PROTESTERS fighting plans for a mobile phone mast close to a Winchester school have been left on tenterhooks following the latest round of legal action.

Yesterday at the Royal Courts of Justice in London, Law Lords heard the final appeal against Orange's plans for a 39ft mast on Byron Avenue.

However a decision on the controversial mast could still be weeks away.

The dispute which is now more than four years old, centres on the telecommunications giants' proposals for a new transmitter close to Western Primary School.

Permission originally granted in 2001 by Winchester City Council for the mast was then quashed by a High Court judge in January 2002.

A subsequent application by Orange the following March was then refused by the authority on the grounds of health and safety issues, the availability of other sites and the effect of the mast on local visual amenity. Orange then appealed that ruling to the government's planning inspector appointed by the Deputy Prime Minister John Prescott and won back permission to plough ahead with their mast proposals.

The decision outraged local residents who in the name of two of the children from Western Primary School challenged the inspector's findings.

That challenge too was lost after another High Court judge, Mr Justice Sullivan, ruled the inspector's decision was lawful.

But in May this year, the campaigners were given permission for a final appeal against Mr Justice Sullivan's decision on points of law.

The battle has so far cost tens of thousands of pounds with the local community raising more than £25,000 themselves to fight the mast.

The protesters have also highlighted their cause by holding an annual vigil each year at the proposed site.

The appeal case before the three Law Lords yesterday centred on whether the government's inspector took into account other potential sites for the mast such as the Hampshire Constabulary headquarters and land near the railway station.

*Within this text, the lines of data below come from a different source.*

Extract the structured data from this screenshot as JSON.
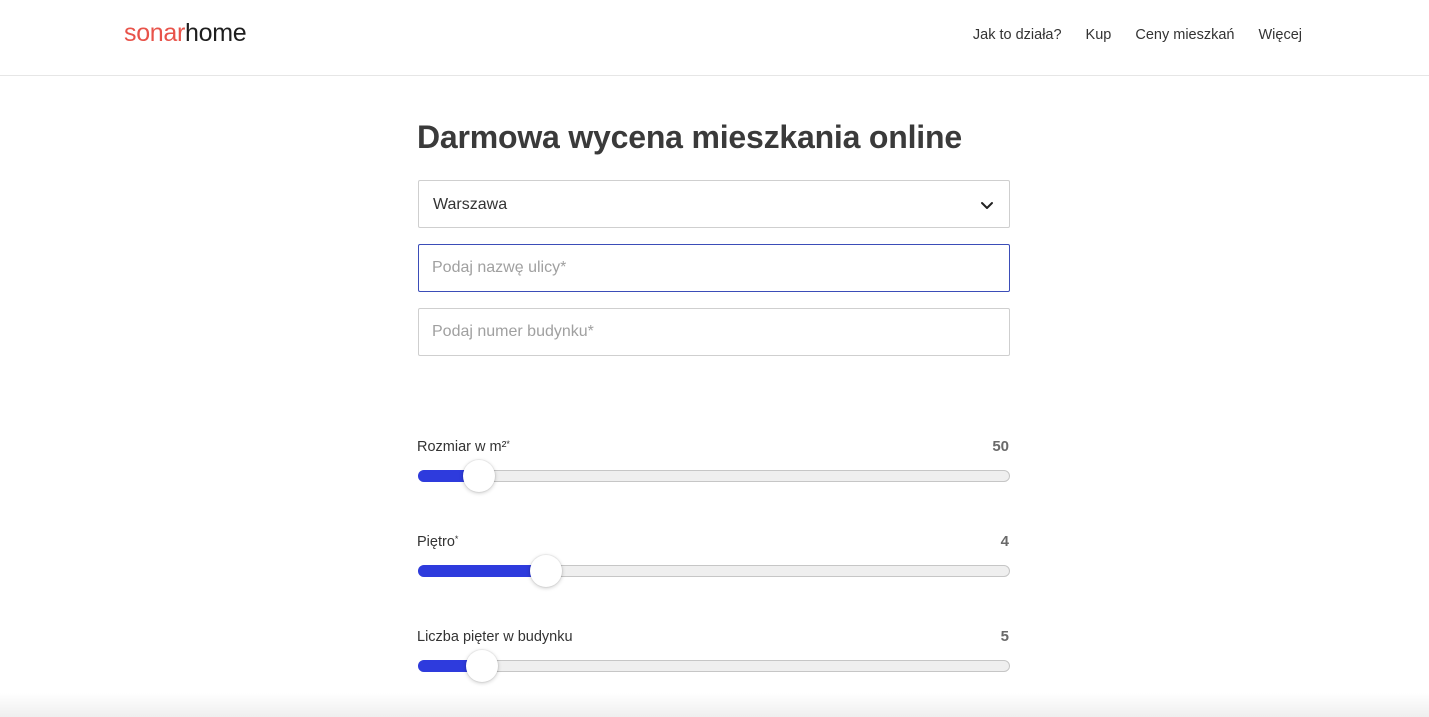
{
  "header": {
    "logo_part1": "sonar",
    "logo_part2": "home",
    "nav": [
      "Jak to działa?",
      "Kup",
      "Ceny mieszkań",
      "Więcej"
    ]
  },
  "form": {
    "title": "Darmowa wycena mieszkania online",
    "city_select": {
      "value": "Warszawa",
      "icon": "chevron-down-icon"
    },
    "street_input": {
      "value": "",
      "placeholder": "Podaj nazwę ulicy*"
    },
    "building_input": {
      "value": "",
      "placeholder": "Podaj numer budynku*"
    }
  },
  "sliders": [
    {
      "label": "Rozmiar w m²",
      "required": "*",
      "value": "50",
      "level_percent": 10.3
    },
    {
      "label": "Piętro",
      "required": "*",
      "value": "4",
      "level_percent": 21.6
    },
    {
      "label": "Liczba pięter w budynku",
      "required": "",
      "value": "5",
      "level_percent": 10.8
    }
  ],
  "colors": {
    "brand_red": "#e8534a",
    "accent_blue": "#2e3bdd",
    "focus_border": "#3b4db8"
  }
}
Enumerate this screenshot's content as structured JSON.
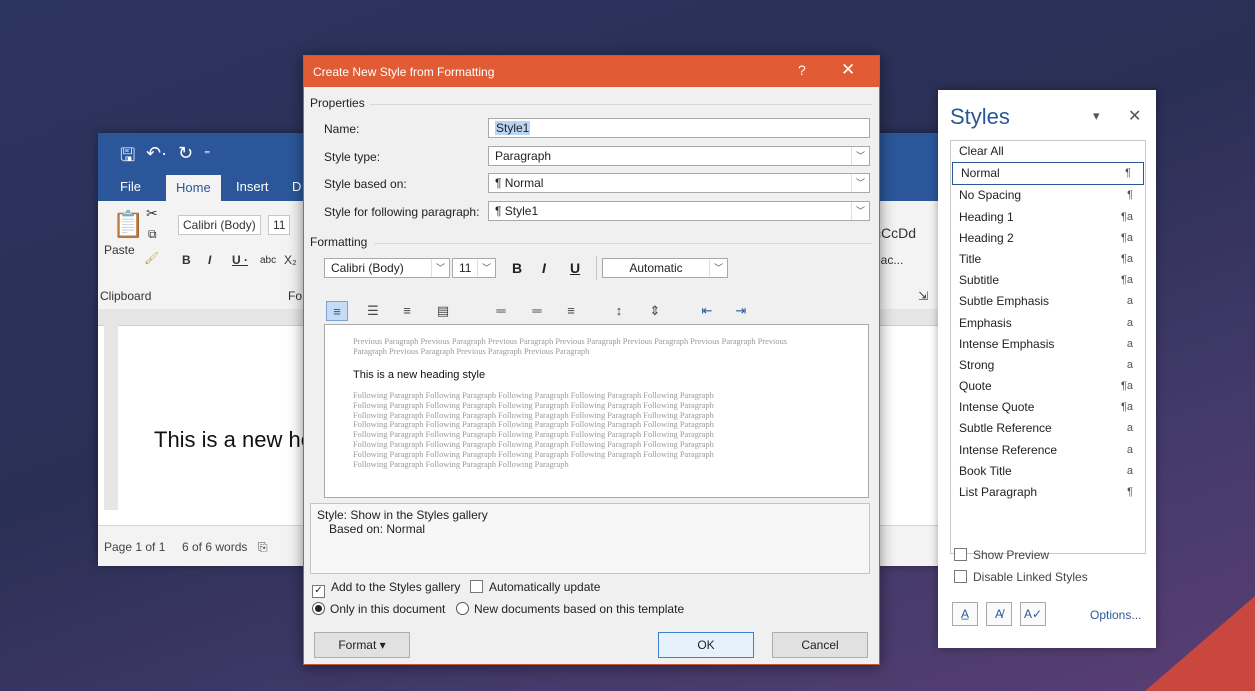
{
  "word": {
    "tabs": [
      "File",
      "Home",
      "Insert",
      "D"
    ],
    "font_name": "Calibri (Body)",
    "font_size": "11",
    "paste_label": "Paste",
    "clipboard_label": "Clipboard",
    "font_group_partial": "Fo",
    "gallery_partial_1": "cCcDd",
    "gallery_partial_2": "pac...",
    "doc_text": "This is a new he",
    "status": {
      "page": "Page 1 of 1",
      "words": "6 of 6 words"
    }
  },
  "dialog": {
    "title": "Create New Style from Formatting",
    "help": "?",
    "close": "✕",
    "properties_heading": "Properties",
    "name_label": "Name:",
    "name_value": "Style1",
    "type_label": "Style type:",
    "type_value": "Paragraph",
    "based_label": "Style based on:",
    "based_value": "¶ Normal",
    "following_label": "Style for following paragraph:",
    "following_value": "¶ Style1",
    "formatting_heading": "Formatting",
    "font_name": "Calibri (Body)",
    "font_size": "11",
    "bold": "B",
    "italic": "I",
    "underline": "U",
    "color": "Automatic",
    "preview": {
      "previous": "Previous Paragraph Previous Paragraph Previous Paragraph Previous Paragraph Previous Paragraph Previous Paragraph Previous Paragraph Previous Paragraph Previous Paragraph Previous Paragraph",
      "sample": "This is a new heading style",
      "following": [
        "Following Paragraph Following Paragraph Following Paragraph Following Paragraph Following Paragraph",
        "Following Paragraph Following Paragraph Following Paragraph Following Paragraph Following Paragraph",
        "Following Paragraph Following Paragraph Following Paragraph Following Paragraph Following Paragraph",
        "Following Paragraph Following Paragraph Following Paragraph Following Paragraph Following Paragraph",
        "Following Paragraph Following Paragraph Following Paragraph Following Paragraph Following Paragraph",
        "Following Paragraph Following Paragraph Following Paragraph Following Paragraph Following Paragraph",
        "Following Paragraph Following Paragraph Following Paragraph Following Paragraph Following Paragraph",
        "Following Paragraph Following Paragraph Following Paragraph"
      ]
    },
    "description_line1": "Style: Show in the Styles gallery",
    "description_line2": "Based on: Normal",
    "add_gallery_label": "Add to the Styles gallery",
    "add_gallery_checked": true,
    "auto_update_label": "Automatically update",
    "auto_update_checked": false,
    "only_doc_label": "Only in this document",
    "new_docs_label": "New documents based on this template",
    "format_button": "Format ▾",
    "ok_button": "OK",
    "cancel_button": "Cancel"
  },
  "styles_pane": {
    "title": "Styles",
    "dropdown": "▾",
    "close": "✕",
    "items": [
      {
        "label": "Clear All",
        "mark": ""
      },
      {
        "label": "Normal",
        "mark": "¶"
      },
      {
        "label": "No Spacing",
        "mark": "¶"
      },
      {
        "label": "Heading 1",
        "mark": "¶a"
      },
      {
        "label": "Heading 2",
        "mark": "¶a"
      },
      {
        "label": "Title",
        "mark": "¶a"
      },
      {
        "label": "Subtitle",
        "mark": "¶a"
      },
      {
        "label": "Subtle Emphasis",
        "mark": "a"
      },
      {
        "label": "Emphasis",
        "mark": "a"
      },
      {
        "label": "Intense Emphasis",
        "mark": "a"
      },
      {
        "label": "Strong",
        "mark": "a"
      },
      {
        "label": "Quote",
        "mark": "¶a"
      },
      {
        "label": "Intense Quote",
        "mark": "¶a"
      },
      {
        "label": "Subtle Reference",
        "mark": "a"
      },
      {
        "label": "Intense Reference",
        "mark": "a"
      },
      {
        "label": "Book Title",
        "mark": "a"
      },
      {
        "label": "List Paragraph",
        "mark": "¶"
      }
    ],
    "show_preview": "Show Preview",
    "disable_linked": "Disable Linked Styles",
    "options": "Options..."
  },
  "colors": {
    "word_blue": "#2b579a",
    "dialog_title": "#e15c35",
    "selection": "#bcd4f4"
  }
}
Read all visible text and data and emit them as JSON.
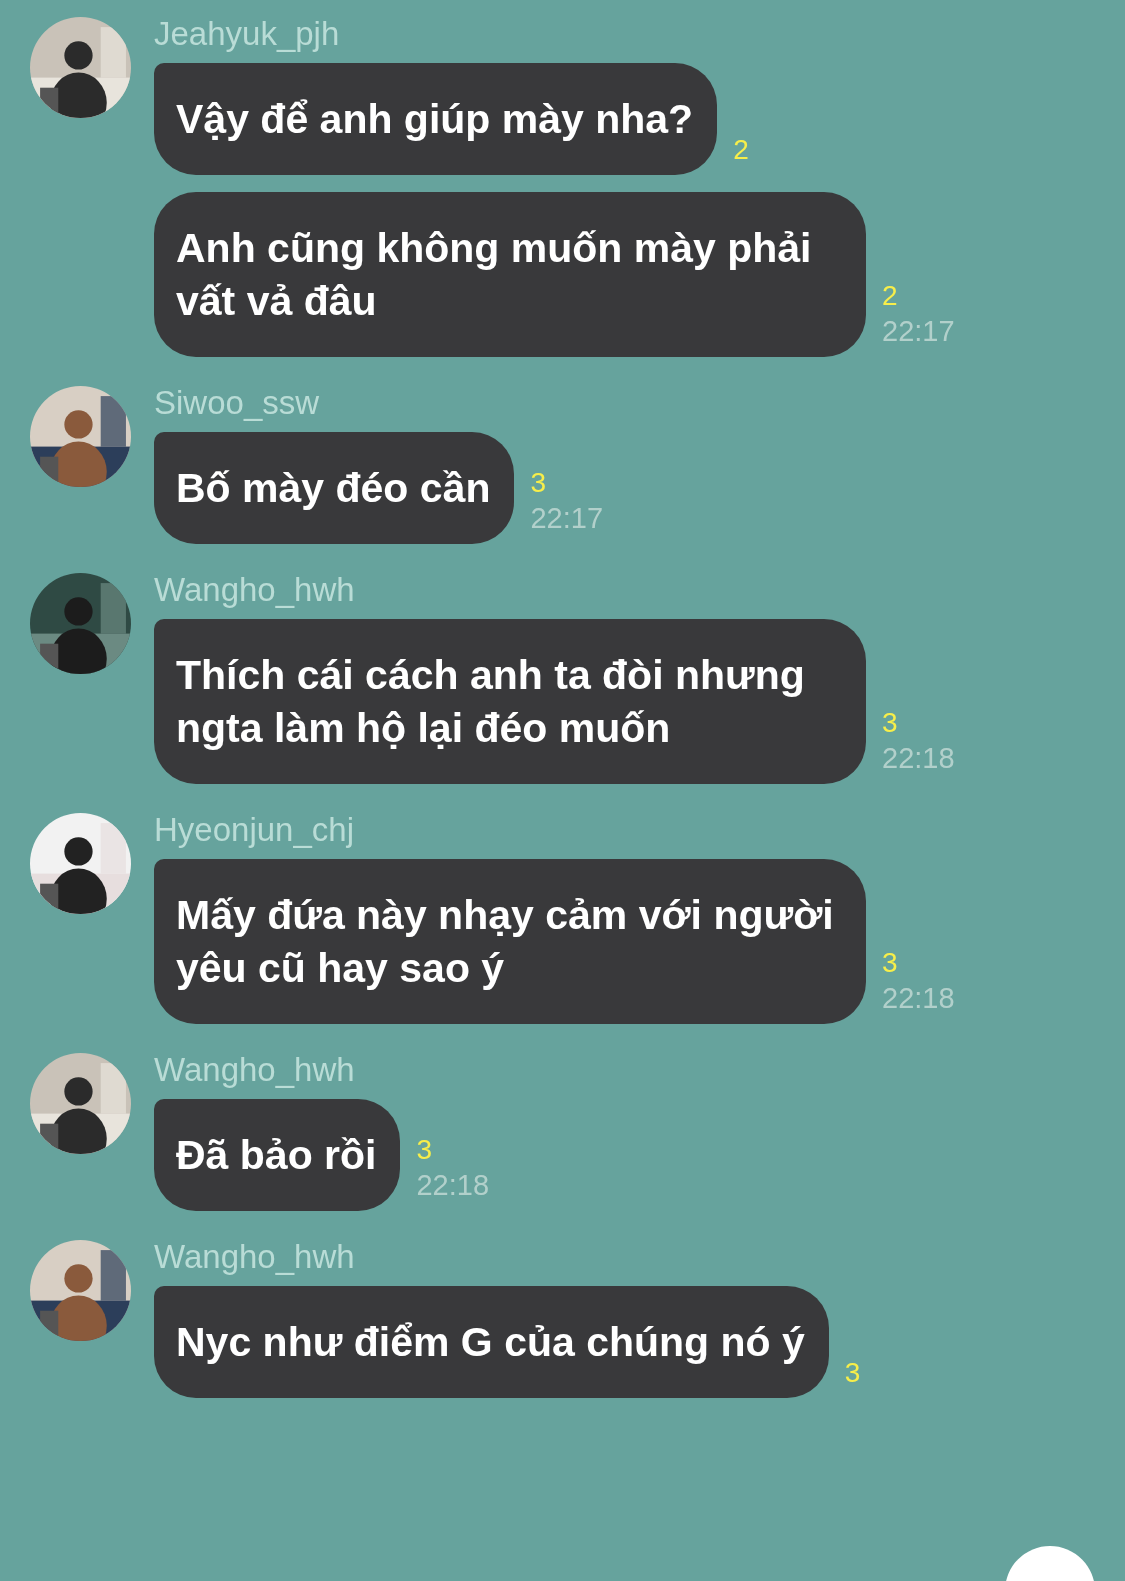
{
  "groups": [
    {
      "sender": "Jeahyuk_pjh",
      "messages": [
        {
          "text": "Vậy để anh giúp mày nha?",
          "read_count": "2"
        },
        {
          "text": "Anh cũng không muốn mày phải vất vả đâu",
          "read_count": "2",
          "time": "22:17"
        }
      ]
    },
    {
      "sender": "Siwoo_ssw",
      "messages": [
        {
          "text": "Bố mày đéo cần",
          "read_count": "3",
          "time": "22:17"
        }
      ]
    },
    {
      "sender": "Wangho_hwh",
      "messages": [
        {
          "text": "Thích cái cách anh ta đòi nhưng ngta làm hộ lại đéo muốn",
          "read_count": "3",
          "time": "22:18"
        }
      ]
    },
    {
      "sender": "Hyeonjun_chj",
      "messages": [
        {
          "text": "Mấy đứa này nhạy cảm với người yêu cũ hay sao ý",
          "read_count": "3",
          "time": "22:18"
        }
      ]
    },
    {
      "sender": "Wangho_hwh",
      "messages": [
        {
          "text": "Đã bảo rồi",
          "read_count": "3",
          "time": "22:18"
        }
      ]
    },
    {
      "sender": "Wangho_hwh",
      "messages": [
        {
          "text": "Nyc như điểm G của chúng nó ý",
          "read_count": "3"
        }
      ]
    }
  ]
}
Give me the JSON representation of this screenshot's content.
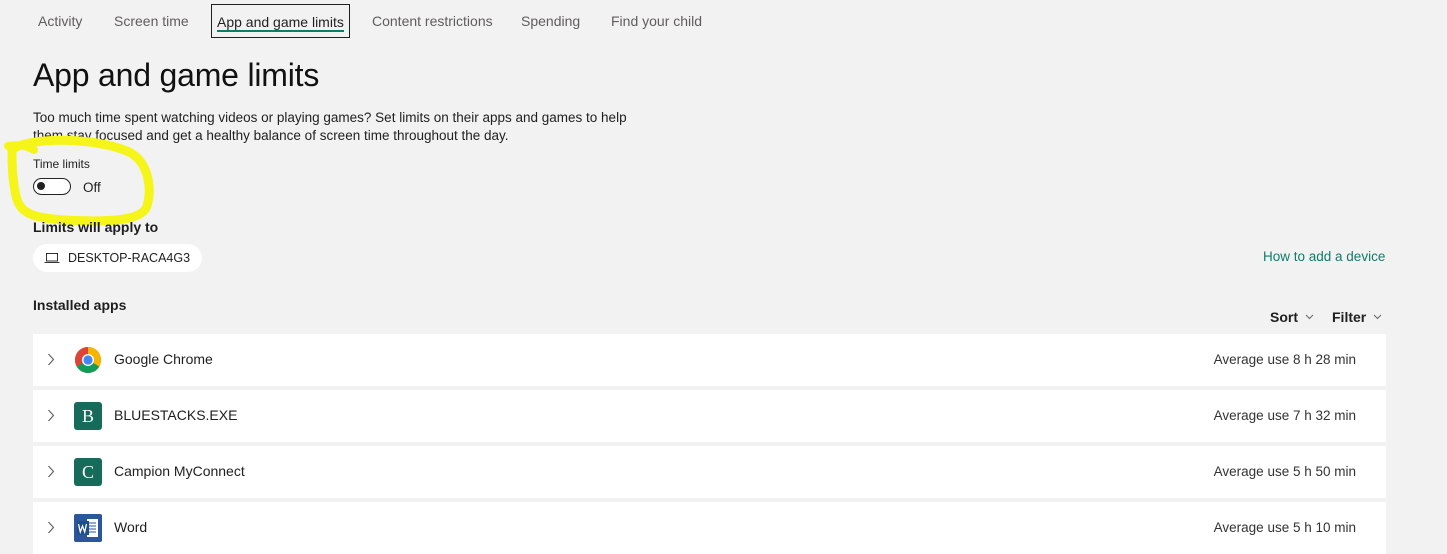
{
  "nav": {
    "tabs": [
      {
        "label": "Activity"
      },
      {
        "label": "Screen time"
      },
      {
        "label": "App and game limits"
      },
      {
        "label": "Content restrictions"
      },
      {
        "label": "Spending"
      },
      {
        "label": "Find your child"
      }
    ],
    "active_tab": "App and game limits"
  },
  "page": {
    "title": "App and game limits",
    "description_line1": "Too much time spent watching videos or playing games? Set limits on their apps and games to help",
    "description_line2": "them stay focused and get a healthy balance of screen time throughout the day."
  },
  "time_limits": {
    "label": "Time limits",
    "state": "Off",
    "enabled": false
  },
  "limits_apply": {
    "label": "Limits will apply to",
    "device": "DESKTOP-RACA4G3",
    "device_icon": "laptop-icon",
    "how_to_link": "How to add a device"
  },
  "apps": {
    "heading": "Installed apps",
    "sort_label": "Sort",
    "filter_label": "Filter",
    "items": [
      {
        "name": "Google Chrome",
        "icon": "chrome-icon",
        "avg": "Average use 8 h 28 min"
      },
      {
        "name": "BLUESTACKS.EXE",
        "icon": "letter-b-icon",
        "letter": "B",
        "avg": "Average use 7 h 32 min"
      },
      {
        "name": "Campion MyConnect",
        "icon": "letter-c-icon",
        "letter": "C",
        "avg": "Average use 5 h 50 min"
      },
      {
        "name": "Word",
        "icon": "word-icon",
        "avg": "Average use 5 h 10 min"
      }
    ]
  },
  "colors": {
    "accent": "#0f7c6b",
    "background": "#f2f2f2",
    "highlight": "#f5f51a",
    "app_tile": "#176b5b"
  }
}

Barrister David Wolfe acting on behalf of six-year-old Phoebe St Leger Davey, of Chilbolton Avenue, Winchester, and seven-year-old James Harrison, of Poets Way, Winchester, both pupils at Western Primary School, told the court he believed the inspector was wrong not to take into account the other sites, despite Orange's protests that they couldn't get permission to use them.

But after a day of legal wrangling the three judges Mr Justice Pill, Mr Justice Mummery and Mr Justice Law, decided to postpone a judgement while they considered all the points raised.

It has left the protestors in a state of limbo, unsure as to whether their cause is won or lost.

Speaking after the hearing Byron Avenue resident and stalwart of the anti-mast campaign, Karen Barratt, said she was still hopeful of a positive outcome.